____ Dataset content

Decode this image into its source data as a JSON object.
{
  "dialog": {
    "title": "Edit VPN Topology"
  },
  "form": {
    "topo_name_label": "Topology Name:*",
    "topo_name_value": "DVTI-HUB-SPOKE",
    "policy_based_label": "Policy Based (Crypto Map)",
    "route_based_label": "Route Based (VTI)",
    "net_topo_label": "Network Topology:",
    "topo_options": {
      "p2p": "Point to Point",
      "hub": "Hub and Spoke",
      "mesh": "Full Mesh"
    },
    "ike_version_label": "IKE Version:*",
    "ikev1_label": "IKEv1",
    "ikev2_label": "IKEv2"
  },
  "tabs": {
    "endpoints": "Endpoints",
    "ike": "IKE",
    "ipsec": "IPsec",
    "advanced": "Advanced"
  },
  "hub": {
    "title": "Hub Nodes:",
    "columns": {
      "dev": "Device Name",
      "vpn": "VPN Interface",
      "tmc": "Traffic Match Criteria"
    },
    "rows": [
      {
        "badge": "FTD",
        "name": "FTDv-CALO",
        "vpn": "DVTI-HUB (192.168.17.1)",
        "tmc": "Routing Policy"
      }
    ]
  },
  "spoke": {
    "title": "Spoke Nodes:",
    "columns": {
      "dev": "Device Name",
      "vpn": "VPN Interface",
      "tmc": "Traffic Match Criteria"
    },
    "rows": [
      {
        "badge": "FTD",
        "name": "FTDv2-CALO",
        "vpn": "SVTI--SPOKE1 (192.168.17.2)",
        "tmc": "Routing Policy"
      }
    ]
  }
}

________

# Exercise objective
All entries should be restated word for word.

# Solved problem
Decode this image into its source data as a JSON object.
{
  "dialog": {
    "title": "Edit VPN Topology"
  },
  "form": {
    "topo_name_label": "Topology Name:*",
    "topo_name_value": "DVTI-HUB-SPOKE",
    "policy_based_label": "Policy Based (Crypto Map)",
    "route_based_label": "Route Based (VTI)",
    "net_topo_label": "Network Topology:",
    "topo_options": {
      "p2p": "Point to Point",
      "hub": "Hub and Spoke",
      "mesh": "Full Mesh"
    },
    "ike_version_label": "IKE Version:*",
    "ikev1_label": "IKEv1",
    "ikev2_label": "IKEv2"
  },
  "tabs": {
    "endpoints": "Endpoints",
    "ike": "IKE",
    "ipsec": "IPsec",
    "advanced": "Advanced"
  },
  "hub": {
    "title": "Hub Nodes:",
    "columns": {
      "dev": "Device Name",
      "vpn": "VPN Interface",
      "tmc": "Traffic Match Criteria"
    },
    "rows": [
      {
        "badge": "FTD",
        "name": "FTDv-CALO",
        "vpn": "DVTI-HUB (192.168.17.1)",
        "tmc": "Routing Policy"
      }
    ]
  },
  "spoke": {
    "title": "Spoke Nodes:",
    "columns": {
      "dev": "Device Name",
      "vpn": "VPN Interface",
      "tmc": "Traffic Match Criteria"
    },
    "rows": [
      {
        "badge": "FTD",
        "name": "FTDv2-CALO",
        "vpn": "SVTI--SPOKE1 (192.168.17.2)",
        "tmc": "Routing Policy"
      }
    ]
  }
}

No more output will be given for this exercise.